  3. DeGangi, G. A. (1983). A critique of the standardization of the Miller assessment for preschoolers. American Journal of Occupational Therapy, 37, 407–411.PubMedCrossRefGoogle Scholar
  4. Fulks, M. A., & Harris, S. R. (2005). Predictive accuracy of the Miller assessment for preschoolers in children with prenatal drug exposure. Physical & Occupational Therapy in Pediatrics, 25, 17–37.Google Scholar
  5. Leosdottir, T., Egilson, S. T., & Georgsdottir, I. (2005). Performance of extremely low birth weight children at 5 years of age on the Miller assessment for preschoolers. Physical & Occupational Therapy in Pediatrics, 25, 59–72.CrossRefGoogle Scholar
  6. Miller, L. J. (1987). Response to “A critique of the standardization of the Miller assessment for preschoolers”. American Journal of Occupational Therapy, 41, 537–538.PubMedCrossRefGoogle Scholar
  7. Miller, L. J. (1988a). The Miller assessment for preschoolers. San Antonio, TX: Pearson.Google Scholar
  8. Miller, L. J. (1988b). Longitudinal validity of the Miller assessment for preschoolers. Perceptual and Motor Skills, 66, 811–814.PubMedCrossRefGoogle Scholar
  9. Parush, S., Winkur, M., Golstand, S., & Miller, L. J. (2002a). Long term predictive validity of the Miller assessment for preschoolers. Perceptual and Motor Skills, 94, 9221–9226.CrossRefGoogle Scholar
  10. Parush, S., Winkur, M., Golstand, S. M., & Miller, L. J. (2002b). Prediction of school performance using the Miller assessment for preschoolers: A validity study. American Journal of Occupational Therapy, 56, 547–555.PubMedCrossRefGoogle Scholar
  11. Parush, S., Yochman, A., Jessel, A. S., Shapiro, M., & Mazor-Karsenty, T. (2002). Construct validity of the Miller assessment for preschoolers and the pediatric examination of educational readiness for children. Physical & Occupational Therapy in Pediatrics, 22, 7–27.CrossRefGoogle Scholar
  12. Schneider, E., Parush, S., Katz, N., & Miller, L. J. (1995). Performance of Israeli versus US preschool children on the Miller assessment for preschoolers. American Journal of Occupational Therapy, 49, 19–23.PubMedCrossRefGoogle Scholar

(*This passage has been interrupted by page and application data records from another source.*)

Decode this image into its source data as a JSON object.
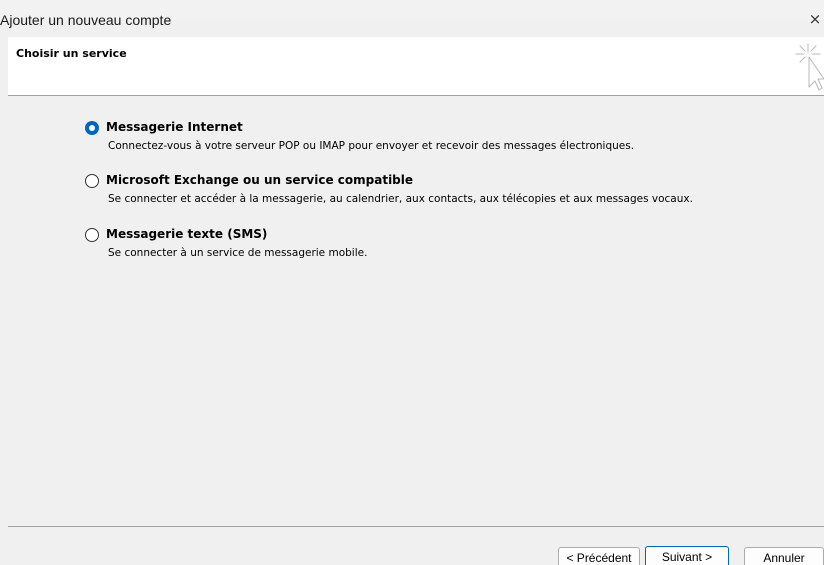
{
  "window": {
    "title": "Ajouter un nouveau compte",
    "close_label": "×"
  },
  "header": {
    "section_title": "Choisir un service",
    "icon": "wizard-cursor-icon"
  },
  "options": [
    {
      "label": "Messagerie Internet",
      "description": "Connectez-vous à votre serveur POP ou IMAP pour envoyer et recevoir des messages électroniques.",
      "checked": true
    },
    {
      "label": "Microsoft Exchange ou un service compatible",
      "description": "Se connecter et accéder à la messagerie, au calendrier, aux contacts, aux télécopies et aux messages vocaux.",
      "checked": false
    },
    {
      "label": "Messagerie texte (SMS)",
      "description": "Se connecter à un service de messagerie mobile.",
      "checked": false
    }
  ],
  "footer": {
    "previous_label": "< Précédent",
    "next_label": "Suivant >",
    "cancel_label": "Annuler"
  },
  "colors": {
    "accent": "#0067c0",
    "header_background": "#ffffff",
    "window_background": "#f0f0f0"
  }
}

Copyright information

© Springer Science+Business Media New York 2013

Authors and Affiliations

  1. 1.Sensory Processing Disorder FoundationRocky Mountain University of Health Professions, Provo UtahDenverUSA
  2. 2.Sensory Processing Disorder FoundationGreenwood VillageUSA